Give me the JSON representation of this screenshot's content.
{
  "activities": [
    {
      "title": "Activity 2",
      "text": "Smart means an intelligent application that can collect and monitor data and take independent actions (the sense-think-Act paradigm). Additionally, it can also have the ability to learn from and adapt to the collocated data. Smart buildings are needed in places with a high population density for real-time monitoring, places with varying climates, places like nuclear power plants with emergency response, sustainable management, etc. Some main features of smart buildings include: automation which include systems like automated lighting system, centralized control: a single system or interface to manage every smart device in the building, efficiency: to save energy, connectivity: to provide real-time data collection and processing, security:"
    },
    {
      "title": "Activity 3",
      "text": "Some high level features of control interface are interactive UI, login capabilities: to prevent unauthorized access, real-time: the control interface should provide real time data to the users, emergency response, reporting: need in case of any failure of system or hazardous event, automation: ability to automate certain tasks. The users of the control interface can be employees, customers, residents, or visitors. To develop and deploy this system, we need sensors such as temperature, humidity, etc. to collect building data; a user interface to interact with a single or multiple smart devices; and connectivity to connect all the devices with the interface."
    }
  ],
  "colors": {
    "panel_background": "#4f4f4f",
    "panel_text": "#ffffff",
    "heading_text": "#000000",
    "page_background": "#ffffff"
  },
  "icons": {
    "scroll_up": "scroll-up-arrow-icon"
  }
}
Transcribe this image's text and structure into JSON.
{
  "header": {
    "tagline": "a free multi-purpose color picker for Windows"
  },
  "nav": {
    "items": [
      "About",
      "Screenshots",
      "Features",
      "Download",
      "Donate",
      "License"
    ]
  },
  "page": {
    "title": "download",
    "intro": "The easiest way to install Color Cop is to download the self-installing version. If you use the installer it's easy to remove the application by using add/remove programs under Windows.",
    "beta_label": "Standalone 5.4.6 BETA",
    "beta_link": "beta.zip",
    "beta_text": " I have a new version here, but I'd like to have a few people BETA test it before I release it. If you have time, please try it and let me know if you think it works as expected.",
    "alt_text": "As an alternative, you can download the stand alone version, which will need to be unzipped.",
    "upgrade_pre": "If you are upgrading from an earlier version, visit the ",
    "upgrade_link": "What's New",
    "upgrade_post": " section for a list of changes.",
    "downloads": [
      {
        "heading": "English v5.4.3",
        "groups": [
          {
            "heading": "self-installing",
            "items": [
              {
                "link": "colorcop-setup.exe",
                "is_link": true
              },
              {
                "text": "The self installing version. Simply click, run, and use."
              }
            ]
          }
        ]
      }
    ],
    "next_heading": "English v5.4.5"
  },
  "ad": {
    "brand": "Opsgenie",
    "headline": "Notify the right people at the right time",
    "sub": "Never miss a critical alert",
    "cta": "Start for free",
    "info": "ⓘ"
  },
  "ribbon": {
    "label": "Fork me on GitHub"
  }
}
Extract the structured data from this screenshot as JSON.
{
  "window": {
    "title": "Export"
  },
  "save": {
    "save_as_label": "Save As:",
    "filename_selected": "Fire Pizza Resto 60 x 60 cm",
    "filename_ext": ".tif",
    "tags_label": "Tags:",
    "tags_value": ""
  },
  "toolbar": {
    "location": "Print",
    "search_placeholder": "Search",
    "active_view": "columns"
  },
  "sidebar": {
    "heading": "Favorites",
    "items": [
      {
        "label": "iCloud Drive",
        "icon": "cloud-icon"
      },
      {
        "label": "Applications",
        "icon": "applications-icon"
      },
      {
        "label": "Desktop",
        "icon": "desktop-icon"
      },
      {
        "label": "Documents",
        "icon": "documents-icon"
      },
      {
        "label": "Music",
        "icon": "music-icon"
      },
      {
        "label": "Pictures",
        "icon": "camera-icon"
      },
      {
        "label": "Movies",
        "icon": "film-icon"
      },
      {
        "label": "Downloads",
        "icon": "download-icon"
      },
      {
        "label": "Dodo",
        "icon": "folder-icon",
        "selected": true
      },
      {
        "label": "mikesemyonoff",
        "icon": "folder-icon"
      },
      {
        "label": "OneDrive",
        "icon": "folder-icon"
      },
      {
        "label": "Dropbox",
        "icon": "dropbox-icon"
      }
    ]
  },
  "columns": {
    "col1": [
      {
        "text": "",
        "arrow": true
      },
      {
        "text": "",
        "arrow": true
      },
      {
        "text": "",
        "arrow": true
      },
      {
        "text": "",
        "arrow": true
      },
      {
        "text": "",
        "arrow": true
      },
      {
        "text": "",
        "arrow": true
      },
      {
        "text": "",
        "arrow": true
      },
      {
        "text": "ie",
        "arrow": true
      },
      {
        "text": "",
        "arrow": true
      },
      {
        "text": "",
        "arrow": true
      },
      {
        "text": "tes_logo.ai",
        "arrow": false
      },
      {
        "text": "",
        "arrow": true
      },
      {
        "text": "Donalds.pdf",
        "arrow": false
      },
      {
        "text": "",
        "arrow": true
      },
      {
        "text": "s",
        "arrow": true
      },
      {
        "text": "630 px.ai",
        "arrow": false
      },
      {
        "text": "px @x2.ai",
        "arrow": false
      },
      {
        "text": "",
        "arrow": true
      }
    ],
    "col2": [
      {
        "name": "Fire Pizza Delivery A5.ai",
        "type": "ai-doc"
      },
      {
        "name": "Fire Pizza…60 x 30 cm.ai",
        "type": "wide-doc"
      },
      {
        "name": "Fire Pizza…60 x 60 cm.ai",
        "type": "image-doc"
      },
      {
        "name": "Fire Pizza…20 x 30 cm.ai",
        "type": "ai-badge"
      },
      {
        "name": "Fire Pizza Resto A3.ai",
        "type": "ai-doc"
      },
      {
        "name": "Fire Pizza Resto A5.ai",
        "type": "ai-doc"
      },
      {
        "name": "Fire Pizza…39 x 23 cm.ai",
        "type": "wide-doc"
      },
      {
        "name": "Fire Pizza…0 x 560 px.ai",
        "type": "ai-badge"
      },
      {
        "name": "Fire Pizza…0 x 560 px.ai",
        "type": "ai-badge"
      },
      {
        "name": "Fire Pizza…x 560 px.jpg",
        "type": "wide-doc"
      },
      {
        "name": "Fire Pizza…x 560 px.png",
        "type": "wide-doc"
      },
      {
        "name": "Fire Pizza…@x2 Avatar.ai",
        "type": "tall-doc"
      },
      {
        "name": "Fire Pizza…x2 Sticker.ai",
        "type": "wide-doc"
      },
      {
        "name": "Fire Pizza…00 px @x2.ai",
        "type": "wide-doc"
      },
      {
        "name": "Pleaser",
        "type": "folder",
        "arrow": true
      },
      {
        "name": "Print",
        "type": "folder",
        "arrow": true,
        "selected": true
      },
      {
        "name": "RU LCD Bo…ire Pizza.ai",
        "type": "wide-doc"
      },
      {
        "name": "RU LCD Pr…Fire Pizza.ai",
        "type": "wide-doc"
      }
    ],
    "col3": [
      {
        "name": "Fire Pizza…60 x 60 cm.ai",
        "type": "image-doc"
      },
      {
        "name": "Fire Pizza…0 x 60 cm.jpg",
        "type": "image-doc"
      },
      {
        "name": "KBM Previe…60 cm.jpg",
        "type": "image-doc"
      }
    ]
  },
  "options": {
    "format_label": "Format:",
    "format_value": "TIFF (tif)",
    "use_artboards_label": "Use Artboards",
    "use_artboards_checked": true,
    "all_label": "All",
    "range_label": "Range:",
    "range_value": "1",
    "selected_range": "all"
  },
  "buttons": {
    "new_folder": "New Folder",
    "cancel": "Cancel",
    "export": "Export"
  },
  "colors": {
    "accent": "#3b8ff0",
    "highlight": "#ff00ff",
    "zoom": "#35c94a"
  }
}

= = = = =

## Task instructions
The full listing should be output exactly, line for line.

## Response to this task
Give me the JSON representation of this screenshot's content.
{
  "activities": [
    {
      "title": "Activity 2",
      "text": "Smart means an intelligent application that can collect and monitor data and take independent actions (the sense-think-Act paradigm). Additionally, it can also have the ability to learn from and adapt to the collocated data. Smart buildings are needed in places with a high population density for real-time monitoring, places with varying climates, places like nuclear power plants with emergency response, sustainable management, etc. Some main features of smart buildings include: automation which include systems like automated lighting system, centralized control: a single system or interface to manage every smart device in the building, efficiency: to save energy, connectivity: to provide real-time data collection and processing, security:"
    },
    {
      "title": "Activity 3",
      "text": "Some high level features of control interface are interactive UI, login capabilities: to prevent unauthorized access, real-time: the control interface should provide real time data to the users, emergency response, reporting: need in case of any failure of system or hazardous event, automation: ability to automate certain tasks. The users of the control interface can be employees, customers, residents, or visitors. To develop and deploy this system, we need sensors such as temperature, humidity, etc. to collect building data; a user interface to interact with a single or multiple smart devices; and connectivity to connect all the devices with the interface."
    }
  ],
  "colors": {
    "panel_background": "#4f4f4f",
    "panel_text": "#ffffff",
    "heading_text": "#000000",
    "page_background": "#ffffff"
  },
  "icons": {
    "scroll_up": "scroll-up-arrow-icon"
  }
}
Transcribe this image's text and structure into JSON.
{
  "header": {
    "tagline": "a free multi-purpose color picker for Windows"
  },
  "nav": {
    "items": [
      "About",
      "Screenshots",
      "Features",
      "Download",
      "Donate",
      "License"
    ]
  },
  "page": {
    "title": "download",
    "intro": "The easiest way to install Color Cop is to download the self-installing version. If you use the installer it's easy to remove the application by using add/remove programs under Windows.",
    "beta_label": "Standalone 5.4.6 BETA",
    "beta_link": "beta.zip",
    "beta_text": " I have a new version here, but I'd like to have a few people BETA test it before I release it. If you have time, please try it and let me know if you think it works as expected.",
    "alt_text": "As an alternative, you can download the stand alone version, which will need to be unzipped.",
    "upgrade_pre": "If you are upgrading from an earlier version, visit the ",
    "upgrade_link": "What's New",
    "upgrade_post": " section for a list of changes.",
    "downloads": [
      {
        "heading": "English v5.4.3",
        "groups": [
          {
            "heading": "self-installing",
            "items": [
              {
                "link": "colorcop-setup.exe",
                "is_link": true
              },
              {
                "text": "The self installing version. Simply click, run, and use."
              }
            ]
          }
        ]
      }
    ],
    "next_heading": "English v5.4.5"
  },
  "ad": {
    "brand": "Opsgenie",
    "headline": "Notify the right people at the right time",
    "sub": "Never miss a critical alert",
    "cta": "Start for free",
    "info": "ⓘ"
  },
  "ribbon": {
    "label": "Fork me on GitHub"
  }
}
Extract the structured data from this screenshot as JSON.
{
  "window": {
    "title": "Export"
  },
  "save": {
    "save_as_label": "Save As:",
    "filename_selected": "Fire Pizza Resto 60 x 60 cm",
    "filename_ext": ".tif",
    "tags_label": "Tags:",
    "tags_value": ""
  },
  "toolbar": {
    "location": "Print",
    "search_placeholder": "Search",
    "active_view": "columns"
  },
  "sidebar": {
    "heading": "Favorites",
    "items": [
      {
        "label": "iCloud Drive",
        "icon": "cloud-icon"
      },
      {
        "label": "Applications",
        "icon": "applications-icon"
      },
      {
        "label": "Desktop",
        "icon": "desktop-icon"
      },
      {
        "label": "Documents",
        "icon": "documents-icon"
      },
      {
        "label": "Music",
        "icon": "music-icon"
      },
      {
        "label": "Pictures",
        "icon": "camera-icon"
      },
      {
        "label": "Movies",
        "icon": "film-icon"
      },
      {
        "label": "Downloads",
        "icon": "download-icon"
      },
      {
        "label": "Dodo",
        "icon": "folder-icon",
        "selected": true
      },
      {
        "label": "mikesemyonoff",
        "icon": "folder-icon"
      },
      {
        "label": "OneDrive",
        "icon": "folder-icon"
      },
      {
        "label": "Dropbox",
        "icon": "dropbox-icon"
      }
    ]
  },
  "columns": {
    "col1": [
      {
        "text": "",
        "arrow": true
      },
      {
        "text": "",
        "arrow": true
      },
      {
        "text": "",
        "arrow": true
      },
      {
        "text": "",
        "arrow": true
      },
      {
        "text": "",
        "arrow": true
      },
      {
        "text": "",
        "arrow": true
      },
      {
        "text": "",
        "arrow": true
      },
      {
        "text": "ie",
        "arrow": true
      },
      {
        "text": "",
        "arrow": true
      },
      {
        "text": "",
        "arrow": true
      },
      {
        "text": "tes_logo.ai",
        "arrow": false
      },
      {
        "text": "",
        "arrow": true
      },
      {
        "text": "Donalds.pdf",
        "arrow": false
      },
      {
        "text": "",
        "arrow": true
      },
      {
        "text": "s",
        "arrow": true
      },
      {
        "text": "630 px.ai",
        "arrow": false
      },
      {
        "text": "px @x2.ai",
        "arrow": false
      },
      {
        "text": "",
        "arrow": true
      }
    ],
    "col2": [
      {
        "name": "Fire Pizza Delivery A5.ai",
        "type": "ai-doc"
      },
      {
        "name": "Fire Pizza…60 x 30 cm.ai",
        "type": "wide-doc"
      },
      {
        "name": "Fire Pizza…60 x 60 cm.ai",
        "type": "image-doc"
      },
      {
        "name": "Fire Pizza…20 x 30 cm.ai",
        "type": "ai-badge"
      },
      {
        "name": "Fire Pizza Resto A3.ai",
        "type": "ai-doc"
      },
      {
        "name": "Fire Pizza Resto A5.ai",
        "type": "ai-doc"
      },
      {
        "name": "Fire Pizza…39 x 23 cm.ai",
        "type": "wide-doc"
      },
      {
        "name": "Fire Pizza…0 x 560 px.ai",
        "type": "ai-badge"
      },
      {
        "name": "Fire Pizza…0 x 560 px.ai",
        "type": "ai-badge"
      },
      {
        "name": "Fire Pizza…x 560 px.jpg",
        "type": "wide-doc"
      },
      {
        "name": "Fire Pizza…x 560 px.png",
        "type": "wide-doc"
      },
      {
        "name": "Fire Pizza…@x2 Avatar.ai",
        "type": "tall-doc"
      },
      {
        "name": "Fire Pizza…x2 Sticker.ai",
        "type": "wide-doc"
      },
      {
        "name": "Fire Pizza…00 px @x2.ai",
        "type": "wide-doc"
      },
      {
        "name": "Pleaser",
        "type": "folder",
        "arrow": true
      },
      {
        "name": "Print",
        "type": "folder",
        "arrow": true,
        "selected": true
      },
      {
        "name": "RU LCD Bo…ire Pizza.ai",
        "type": "wide-doc"
      },
      {
        "name": "RU LCD Pr…Fire Pizza.ai",
        "type": "wide-doc"
      }
    ],
    "col3": [
      {
        "name": "Fire Pizza…60 x 60 cm.ai",
        "type": "image-doc"
      },
      {
        "name": "Fire Pizza…0 x 60 cm.jpg",
        "type": "image-doc"
      },
      {
        "name": "KBM Previe…60 cm.jpg",
        "type": "image-doc"
      }
    ]
  },
  "options": {
    "format_label": "Format:",
    "format_value": "TIFF (tif)",
    "use_artboards_label": "Use Artboards",
    "use_artboards_checked": true,
    "all_label": "All",
    "range_label": "Range:",
    "range_value": "1",
    "selected_range": "all"
  },
  "buttons": {
    "new_folder": "New Folder",
    "cancel": "Cancel",
    "export": "Export"
  },
  "colors": {
    "accent": "#3b8ff0",
    "highlight": "#ff00ff",
    "zoom": "#35c94a"
  }
}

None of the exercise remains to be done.